After the “Beast from the East” had prevented their planned visit in March, the two renowned, award-winning authors Margaret Drabble and Caryl Phillips visited UEA on the 25th of October as part of the 2018 Autumn Literary Festival, for what turned out to be a memorable evening full of laughter for the audience. Christopher Bigsby introduces Drabble as a ‘Dame of the British Empire’, and opens the conversation by asking about their experiences of growing up in northern England. Phillips grew up in Leeds and Drabble in Sheffield, and both still feel a deep connection to their hometowns.
Phillips talks about the difficulties of growing up in the only non-white family in a council house with communal toilets. He points out that although his upbringing was not easy and could be seen as traumatic, he did not realise that he had it rough at the time. He explains how it might have been more difficult for his parents, as they used to be a middle class family in the Caribbean before they emigrated to the UK. Drabble on the other hand, explains how even though she grew up in a middle-class family, they were ‘only just’ middle class. She explains how her mother worked hard to give her children a good future. However, this lead to a difficult relationship between the young Margaret and her mother, as the latter was worried her children took the comforts in their lives for granted.
The discussion then moved on to their education. As a young man, Phillips started studying psychology at Oxford because he was ‘very interested in people’. After the first year of study, his adviser suggested to him to maybe study something else, and recommended literature in order to learn about people. Phillips explains how being surrounded by people of different backgrounds shaped him as a person more than the education itself. It was also at Oxford that he made connections to the theatre where he worked as a director and a playwright for many years after graduating. Margaret for her part studied literature at Cambridge, at a time when the study of modern literature did not go past 1937, not including Virginia Woolf and Charles Dickens. She became very involved with the university theatre and moved on to work as an actress after finishing her studies, before fully immersing herself in the literary world.
The authors then talk about how their inspiration to write came through reading certain novels. Phillips explains how Richard Wright’s novel Native Son was important as he had never realised that he could be a writer until he saw a book written by a person of colour. This fact, as well as the cover of the book was what made him feel like he “might belong”. Drabble was inspired by the representation of life in novels, and is now seeking to not only tell stories with her writing, but to also keep a record of how the characters, the world around them, and the social and political circumstances change.

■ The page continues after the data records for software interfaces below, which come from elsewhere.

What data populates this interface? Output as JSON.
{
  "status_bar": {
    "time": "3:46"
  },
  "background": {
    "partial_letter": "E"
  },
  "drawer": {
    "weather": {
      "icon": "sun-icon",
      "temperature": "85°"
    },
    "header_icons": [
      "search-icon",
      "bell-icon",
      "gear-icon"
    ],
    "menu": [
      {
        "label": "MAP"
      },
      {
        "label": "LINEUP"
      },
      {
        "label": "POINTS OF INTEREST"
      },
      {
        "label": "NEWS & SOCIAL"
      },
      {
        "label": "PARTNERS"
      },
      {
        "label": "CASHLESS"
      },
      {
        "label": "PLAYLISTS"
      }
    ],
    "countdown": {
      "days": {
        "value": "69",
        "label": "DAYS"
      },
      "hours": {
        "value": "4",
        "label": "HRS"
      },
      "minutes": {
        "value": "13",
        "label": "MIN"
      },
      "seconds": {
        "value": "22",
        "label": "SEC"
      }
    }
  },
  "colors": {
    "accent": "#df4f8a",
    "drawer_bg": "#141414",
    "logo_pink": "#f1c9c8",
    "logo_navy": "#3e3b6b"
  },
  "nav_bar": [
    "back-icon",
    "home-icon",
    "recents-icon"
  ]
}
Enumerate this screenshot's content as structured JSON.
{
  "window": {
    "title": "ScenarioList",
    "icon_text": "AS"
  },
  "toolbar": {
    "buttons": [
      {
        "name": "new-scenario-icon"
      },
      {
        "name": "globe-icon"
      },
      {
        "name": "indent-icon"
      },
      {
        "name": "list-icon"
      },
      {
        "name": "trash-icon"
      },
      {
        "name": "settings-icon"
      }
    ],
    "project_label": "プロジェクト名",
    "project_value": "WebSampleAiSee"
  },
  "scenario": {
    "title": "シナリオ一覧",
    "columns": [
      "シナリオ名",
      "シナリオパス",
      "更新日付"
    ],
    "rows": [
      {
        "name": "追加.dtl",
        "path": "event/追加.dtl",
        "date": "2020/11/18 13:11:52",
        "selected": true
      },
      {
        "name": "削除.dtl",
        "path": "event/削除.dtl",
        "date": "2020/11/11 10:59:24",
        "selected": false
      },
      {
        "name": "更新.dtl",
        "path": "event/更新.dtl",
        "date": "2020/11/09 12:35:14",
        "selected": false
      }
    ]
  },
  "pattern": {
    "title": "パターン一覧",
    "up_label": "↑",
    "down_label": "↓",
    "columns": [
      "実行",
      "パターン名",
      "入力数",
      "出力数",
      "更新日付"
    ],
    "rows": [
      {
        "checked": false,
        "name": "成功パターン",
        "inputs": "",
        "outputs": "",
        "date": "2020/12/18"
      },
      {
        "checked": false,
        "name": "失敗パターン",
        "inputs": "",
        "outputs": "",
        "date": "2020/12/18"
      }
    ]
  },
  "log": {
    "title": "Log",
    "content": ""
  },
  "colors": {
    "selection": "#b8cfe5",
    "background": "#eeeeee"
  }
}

They go on to discuss their latest publications. Drabble’s latest book “The Dark Flood Rises” deals with death and mortality, and tell of the different ways oh how people leave this world. She describes it as a difficult book to write and that she was ‘quite glad’ when she finished it. Furthermore, she talks about how she thinks that our lives are often being extended for too long, which leads to twilight years full of illness and suffering. She explains that ‘it is not a good idea to live forever’, and that she hopes that life will end for more people like it did for her mother, who went to bed in the evening and did not wake up again. Phillip’s latest novel “A view of the empire at sunset: A novel” is the life story of 20th century novelist Jean Rhys. The book was inspired by their shared roots in the Caribbean, and Phillip’s appreciation for Rhys’ literature. The discussion is then drawn to a close and the audience returns into the night, enriched by an entertaining discussion between long-time friends.